■ What you will do ■
Please give every entry again, exactly as it reads.

══ Source material ══

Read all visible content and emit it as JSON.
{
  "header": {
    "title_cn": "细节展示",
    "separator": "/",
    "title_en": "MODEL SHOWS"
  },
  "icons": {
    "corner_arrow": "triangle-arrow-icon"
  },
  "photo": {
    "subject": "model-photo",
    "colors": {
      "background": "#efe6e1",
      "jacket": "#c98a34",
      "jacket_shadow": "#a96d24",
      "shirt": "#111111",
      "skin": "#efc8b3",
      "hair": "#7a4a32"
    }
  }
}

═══

■ Answer space ■
Read all visible content and emit it as JSON.
{
  "header": {
    "title_cn": "细节展示",
    "separator": "/",
    "title_en": "MODEL SHOWS"
  },
  "icons": {
    "corner_arrow": "triangle-arrow-icon"
  },
  "photo": {
    "subject": "model-photo",
    "colors": {
      "background": "#efe6e1",
      "jacket": "#c98a34",
      "jacket_shadow": "#a96d24",
      "shirt": "#111111",
      "skin": "#efc8b3",
      "hair": "#7a4a32"
    }
  }
}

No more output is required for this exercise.